Start of Block
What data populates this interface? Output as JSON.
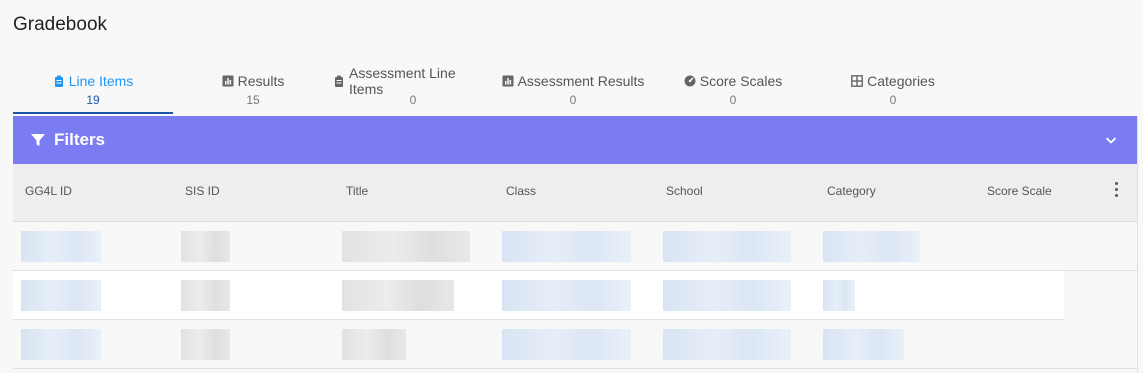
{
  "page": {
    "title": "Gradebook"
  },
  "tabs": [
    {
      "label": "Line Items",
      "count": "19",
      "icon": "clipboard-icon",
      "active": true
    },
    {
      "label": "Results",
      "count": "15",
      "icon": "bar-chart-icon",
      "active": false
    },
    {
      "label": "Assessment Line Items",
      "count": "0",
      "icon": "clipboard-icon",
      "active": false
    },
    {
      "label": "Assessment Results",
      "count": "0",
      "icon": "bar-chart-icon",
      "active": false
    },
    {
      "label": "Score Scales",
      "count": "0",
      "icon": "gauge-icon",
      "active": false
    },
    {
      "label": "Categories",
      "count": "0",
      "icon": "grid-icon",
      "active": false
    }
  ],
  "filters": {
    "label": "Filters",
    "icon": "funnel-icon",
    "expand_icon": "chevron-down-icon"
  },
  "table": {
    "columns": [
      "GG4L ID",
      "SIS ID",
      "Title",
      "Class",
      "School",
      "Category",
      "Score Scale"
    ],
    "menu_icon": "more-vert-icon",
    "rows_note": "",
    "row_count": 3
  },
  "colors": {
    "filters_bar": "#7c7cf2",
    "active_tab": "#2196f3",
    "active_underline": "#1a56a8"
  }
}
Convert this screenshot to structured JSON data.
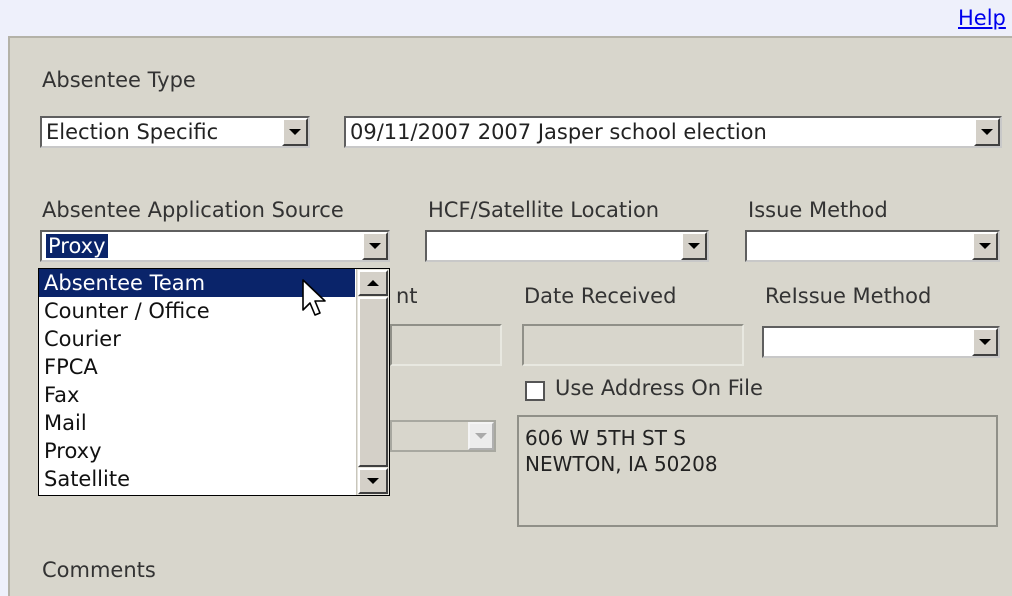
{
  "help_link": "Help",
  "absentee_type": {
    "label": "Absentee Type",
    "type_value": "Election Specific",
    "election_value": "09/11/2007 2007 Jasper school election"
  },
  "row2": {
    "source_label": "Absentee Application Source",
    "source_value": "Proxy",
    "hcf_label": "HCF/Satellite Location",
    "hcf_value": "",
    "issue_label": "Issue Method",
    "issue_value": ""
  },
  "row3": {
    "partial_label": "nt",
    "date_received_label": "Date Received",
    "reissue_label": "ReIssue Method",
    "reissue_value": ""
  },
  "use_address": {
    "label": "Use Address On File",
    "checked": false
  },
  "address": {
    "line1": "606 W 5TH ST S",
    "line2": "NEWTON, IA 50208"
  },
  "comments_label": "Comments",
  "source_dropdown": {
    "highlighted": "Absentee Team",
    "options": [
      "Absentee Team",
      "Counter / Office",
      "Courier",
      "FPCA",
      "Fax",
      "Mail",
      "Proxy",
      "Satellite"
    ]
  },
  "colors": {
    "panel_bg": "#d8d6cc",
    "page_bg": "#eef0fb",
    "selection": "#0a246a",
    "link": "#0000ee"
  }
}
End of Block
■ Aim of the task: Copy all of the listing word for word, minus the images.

■ Expected answer:
What data populates this interface? Output as JSON.
{
  "page": {
    "title": "Gradebook"
  },
  "tabs": [
    {
      "label": "Line Items",
      "count": "19",
      "icon": "clipboard-icon",
      "active": true
    },
    {
      "label": "Results",
      "count": "15",
      "icon": "bar-chart-icon",
      "active": false
    },
    {
      "label": "Assessment Line Items",
      "count": "0",
      "icon": "clipboard-icon",
      "active": false
    },
    {
      "label": "Assessment Results",
      "count": "0",
      "icon": "bar-chart-icon",
      "active": false
    },
    {
      "label": "Score Scales",
      "count": "0",
      "icon": "gauge-icon",
      "active": false
    },
    {
      "label": "Categories",
      "count": "0",
      "icon": "grid-icon",
      "active": false
    }
  ],
  "filters": {
    "label": "Filters",
    "icon": "funnel-icon",
    "expand_icon": "chevron-down-icon"
  },
  "table": {
    "columns": [
      "GG4L ID",
      "SIS ID",
      "Title",
      "Class",
      "School",
      "Category",
      "Score Scale"
    ],
    "menu_icon": "more-vert-icon",
    "rows_note": "",
    "row_count": 3
  },
  "colors": {
    "filters_bar": "#7c7cf2",
    "active_tab": "#2196f3",
    "active_underline": "#1a56a8"
  }
}
Convert this screenshot to structured JSON data.
{
  "help_link": "Help",
  "absentee_type": {
    "label": "Absentee Type",
    "type_value": "Election Specific",
    "election_value": "09/11/2007 2007 Jasper school election"
  },
  "row2": {
    "source_label": "Absentee Application Source",
    "source_value": "Proxy",
    "hcf_label": "HCF/Satellite Location",
    "hcf_value": "",
    "issue_label": "Issue Method",
    "issue_value": ""
  },
  "row3": {
    "partial_label": "nt",
    "date_received_label": "Date Received",
    "reissue_label": "ReIssue Method",
    "reissue_value": ""
  },
  "use_address": {
    "label": "Use Address On File",
    "checked": false
  },
  "address": {
    "line1": "606 W 5TH ST S",
    "line2": "NEWTON, IA 50208"
  },
  "comments_label": "Comments",
  "source_dropdown": {
    "highlighted": "Absentee Team",
    "options": [
      "Absentee Team",
      "Counter / Office",
      "Courier",
      "FPCA",
      "Fax",
      "Mail",
      "Proxy",
      "Satellite"
    ]
  },
  "colors": {
    "panel_bg": "#d8d6cc",
    "page_bg": "#eef0fb",
    "selection": "#0a246a",
    "link": "#0000ee"
  }
}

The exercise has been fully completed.